§ RECORD EXCERPTS:
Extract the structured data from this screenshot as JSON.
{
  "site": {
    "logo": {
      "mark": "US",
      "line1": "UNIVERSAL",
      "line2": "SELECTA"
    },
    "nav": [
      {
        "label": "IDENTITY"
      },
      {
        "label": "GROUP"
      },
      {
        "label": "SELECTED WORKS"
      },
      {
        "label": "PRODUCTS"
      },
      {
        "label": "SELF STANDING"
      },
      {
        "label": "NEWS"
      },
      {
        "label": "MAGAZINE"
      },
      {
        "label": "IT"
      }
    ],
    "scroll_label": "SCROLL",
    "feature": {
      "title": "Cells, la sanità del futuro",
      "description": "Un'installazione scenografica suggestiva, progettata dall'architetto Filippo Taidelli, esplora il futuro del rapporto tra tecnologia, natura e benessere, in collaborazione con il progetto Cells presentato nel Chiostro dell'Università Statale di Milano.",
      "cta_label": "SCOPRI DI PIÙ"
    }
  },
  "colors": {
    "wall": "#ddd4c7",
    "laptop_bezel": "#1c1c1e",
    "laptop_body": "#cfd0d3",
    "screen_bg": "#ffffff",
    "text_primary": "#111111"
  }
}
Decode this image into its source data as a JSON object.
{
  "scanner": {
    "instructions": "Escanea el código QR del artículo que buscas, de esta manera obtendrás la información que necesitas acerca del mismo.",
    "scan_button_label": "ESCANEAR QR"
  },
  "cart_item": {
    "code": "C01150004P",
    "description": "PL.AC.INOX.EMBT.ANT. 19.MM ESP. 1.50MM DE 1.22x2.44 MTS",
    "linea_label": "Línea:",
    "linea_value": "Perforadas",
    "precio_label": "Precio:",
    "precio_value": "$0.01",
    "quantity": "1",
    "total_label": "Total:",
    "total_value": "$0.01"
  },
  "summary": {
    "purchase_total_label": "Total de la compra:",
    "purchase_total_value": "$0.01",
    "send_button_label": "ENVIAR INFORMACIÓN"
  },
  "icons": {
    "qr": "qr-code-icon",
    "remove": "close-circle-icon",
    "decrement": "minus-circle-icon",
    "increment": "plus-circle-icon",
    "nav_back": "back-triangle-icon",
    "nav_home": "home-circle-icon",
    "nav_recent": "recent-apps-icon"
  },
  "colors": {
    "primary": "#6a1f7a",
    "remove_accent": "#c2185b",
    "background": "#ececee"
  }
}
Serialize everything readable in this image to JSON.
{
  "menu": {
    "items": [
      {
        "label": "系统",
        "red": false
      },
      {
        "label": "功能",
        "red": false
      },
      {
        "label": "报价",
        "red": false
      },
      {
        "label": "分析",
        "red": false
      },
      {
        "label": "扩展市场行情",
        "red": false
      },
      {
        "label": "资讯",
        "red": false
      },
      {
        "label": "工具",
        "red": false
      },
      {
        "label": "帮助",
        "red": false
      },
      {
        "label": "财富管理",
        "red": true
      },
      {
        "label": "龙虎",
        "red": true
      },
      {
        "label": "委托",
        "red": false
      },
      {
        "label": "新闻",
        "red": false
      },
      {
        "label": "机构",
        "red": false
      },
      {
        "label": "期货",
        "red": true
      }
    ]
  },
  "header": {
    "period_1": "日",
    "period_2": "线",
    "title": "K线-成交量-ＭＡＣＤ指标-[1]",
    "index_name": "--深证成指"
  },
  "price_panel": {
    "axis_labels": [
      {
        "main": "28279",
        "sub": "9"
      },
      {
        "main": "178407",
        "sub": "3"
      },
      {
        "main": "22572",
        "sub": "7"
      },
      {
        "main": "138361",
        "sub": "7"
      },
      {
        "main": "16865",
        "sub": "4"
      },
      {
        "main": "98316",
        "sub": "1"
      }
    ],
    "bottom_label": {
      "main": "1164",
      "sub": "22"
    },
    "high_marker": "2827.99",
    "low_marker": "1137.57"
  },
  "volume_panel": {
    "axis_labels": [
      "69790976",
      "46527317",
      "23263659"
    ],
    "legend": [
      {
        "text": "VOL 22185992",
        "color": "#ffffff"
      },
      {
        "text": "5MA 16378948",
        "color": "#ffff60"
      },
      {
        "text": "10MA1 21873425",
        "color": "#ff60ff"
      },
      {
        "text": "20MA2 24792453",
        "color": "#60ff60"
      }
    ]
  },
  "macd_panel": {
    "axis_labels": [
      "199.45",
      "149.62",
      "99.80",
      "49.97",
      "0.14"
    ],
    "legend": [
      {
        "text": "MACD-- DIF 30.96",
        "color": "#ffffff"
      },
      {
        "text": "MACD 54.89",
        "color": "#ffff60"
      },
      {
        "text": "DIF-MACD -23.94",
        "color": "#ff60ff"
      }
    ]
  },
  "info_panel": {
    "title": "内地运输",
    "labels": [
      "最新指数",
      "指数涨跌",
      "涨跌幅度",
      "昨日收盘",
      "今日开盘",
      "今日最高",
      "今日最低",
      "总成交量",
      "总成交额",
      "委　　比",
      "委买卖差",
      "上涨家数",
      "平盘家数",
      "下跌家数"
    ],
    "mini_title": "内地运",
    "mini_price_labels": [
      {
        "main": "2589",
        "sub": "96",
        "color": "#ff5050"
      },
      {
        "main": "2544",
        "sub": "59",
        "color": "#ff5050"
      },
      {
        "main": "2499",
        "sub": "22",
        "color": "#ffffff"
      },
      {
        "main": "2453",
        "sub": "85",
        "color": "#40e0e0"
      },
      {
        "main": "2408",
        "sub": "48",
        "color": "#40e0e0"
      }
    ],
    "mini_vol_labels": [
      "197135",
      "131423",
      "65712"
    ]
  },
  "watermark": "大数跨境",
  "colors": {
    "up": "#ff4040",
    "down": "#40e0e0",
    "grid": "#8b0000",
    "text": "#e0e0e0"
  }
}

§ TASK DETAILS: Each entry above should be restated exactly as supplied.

§ ANSWER TO THE EXERCISE:
Extract the structured data from this screenshot as JSON.
{
  "site": {
    "logo": {
      "mark": "US",
      "line1": "UNIVERSAL",
      "line2": "SELECTA"
    },
    "nav": [
      {
        "label": "IDENTITY"
      },
      {
        "label": "GROUP"
      },
      {
        "label": "SELECTED WORKS"
      },
      {
        "label": "PRODUCTS"
      },
      {
        "label": "SELF STANDING"
      },
      {
        "label": "NEWS"
      },
      {
        "label": "MAGAZINE"
      },
      {
        "label": "IT"
      }
    ],
    "scroll_label": "SCROLL",
    "feature": {
      "title": "Cells, la sanità del futuro",
      "description": "Un'installazione scenografica suggestiva, progettata dall'architetto Filippo Taidelli, esplora il futuro del rapporto tra tecnologia, natura e benessere, in collaborazione con il progetto Cells presentato nel Chiostro dell'Università Statale di Milano.",
      "cta_label": "SCOPRI DI PIÙ"
    }
  },
  "colors": {
    "wall": "#ddd4c7",
    "laptop_bezel": "#1c1c1e",
    "laptop_body": "#cfd0d3",
    "screen_bg": "#ffffff",
    "text_primary": "#111111"
  }
}
Decode this image into its source data as a JSON object.
{
  "scanner": {
    "instructions": "Escanea el código QR del artículo que buscas, de esta manera obtendrás la información que necesitas acerca del mismo.",
    "scan_button_label": "ESCANEAR QR"
  },
  "cart_item": {
    "code": "C01150004P",
    "description": "PL.AC.INOX.EMBT.ANT. 19.MM ESP. 1.50MM DE 1.22x2.44 MTS",
    "linea_label": "Línea:",
    "linea_value": "Perforadas",
    "precio_label": "Precio:",
    "precio_value": "$0.01",
    "quantity": "1",
    "total_label": "Total:",
    "total_value": "$0.01"
  },
  "summary": {
    "purchase_total_label": "Total de la compra:",
    "purchase_total_value": "$0.01",
    "send_button_label": "ENVIAR INFORMACIÓN"
  },
  "icons": {
    "qr": "qr-code-icon",
    "remove": "close-circle-icon",
    "decrement": "minus-circle-icon",
    "increment": "plus-circle-icon",
    "nav_back": "back-triangle-icon",
    "nav_home": "home-circle-icon",
    "nav_recent": "recent-apps-icon"
  },
  "colors": {
    "primary": "#6a1f7a",
    "remove_accent": "#c2185b",
    "background": "#ececee"
  }
}
Serialize everything readable in this image to JSON.
{
  "menu": {
    "items": [
      {
        "label": "系统",
        "red": false
      },
      {
        "label": "功能",
        "red": false
      },
      {
        "label": "报价",
        "red": false
      },
      {
        "label": "分析",
        "red": false
      },
      {
        "label": "扩展市场行情",
        "red": false
      },
      {
        "label": "资讯",
        "red": false
      },
      {
        "label": "工具",
        "red": false
      },
      {
        "label": "帮助",
        "red": false
      },
      {
        "label": "财富管理",
        "red": true
      },
      {
        "label": "龙虎",
        "red": true
      },
      {
        "label": "委托",
        "red": false
      },
      {
        "label": "新闻",
        "red": false
      },
      {
        "label": "机构",
        "red": false
      },
      {
        "label": "期货",
        "red": true
      }
    ]
  },
  "header": {
    "period_1": "日",
    "period_2": "线",
    "title": "K线-成交量-ＭＡＣＤ指标-[1]",
    "index_name": "--深证成指"
  },
  "price_panel": {
    "axis_labels": [
      {
        "main": "28279",
        "sub": "9"
      },
      {
        "main": "178407",
        "sub": "3"
      },
      {
        "main": "22572",
        "sub": "7"
      },
      {
        "main": "138361",
        "sub": "7"
      },
      {
        "main": "16865",
        "sub": "4"
      },
      {
        "main": "98316",
        "sub": "1"
      }
    ],
    "bottom_label": {
      "main": "1164",
      "sub": "22"
    },
    "high_marker": "2827.99",
    "low_marker": "1137.57"
  },
  "volume_panel": {
    "axis_labels": [
      "69790976",
      "46527317",
      "23263659"
    ],
    "legend": [
      {
        "text": "VOL 22185992",
        "color": "#ffffff"
      },
      {
        "text": "5MA 16378948",
        "color": "#ffff60"
      },
      {
        "text": "10MA1 21873425",
        "color": "#ff60ff"
      },
      {
        "text": "20MA2 24792453",
        "color": "#60ff60"
      }
    ]
  },
  "macd_panel": {
    "axis_labels": [
      "199.45",
      "149.62",
      "99.80",
      "49.97",
      "0.14"
    ],
    "legend": [
      {
        "text": "MACD-- DIF 30.96",
        "color": "#ffffff"
      },
      {
        "text": "MACD 54.89",
        "color": "#ffff60"
      },
      {
        "text": "DIF-MACD -23.94",
        "color": "#ff60ff"
      }
    ]
  },
  "info_panel": {
    "title": "内地运输",
    "labels": [
      "最新指数",
      "指数涨跌",
      "涨跌幅度",
      "昨日收盘",
      "今日开盘",
      "今日最高",
      "今日最低",
      "总成交量",
      "总成交额",
      "委　　比",
      "委买卖差",
      "上涨家数",
      "平盘家数",
      "下跌家数"
    ],
    "mini_title": "内地运",
    "mini_price_labels": [
      {
        "main": "2589",
        "sub": "96",
        "color": "#ff5050"
      },
      {
        "main": "2544",
        "sub": "59",
        "color": "#ff5050"
      },
      {
        "main": "2499",
        "sub": "22",
        "color": "#ffffff"
      },
      {
        "main": "2453",
        "sub": "85",
        "color": "#40e0e0"
      },
      {
        "main": "2408",
        "sub": "48",
        "color": "#40e0e0"
      }
    ],
    "mini_vol_labels": [
      "197135",
      "131423",
      "65712"
    ]
  },
  "watermark": "大数跨境",
  "colors": {
    "up": "#ff4040",
    "down": "#40e0e0",
    "grid": "#8b0000",
    "text": "#e0e0e0"
  }
}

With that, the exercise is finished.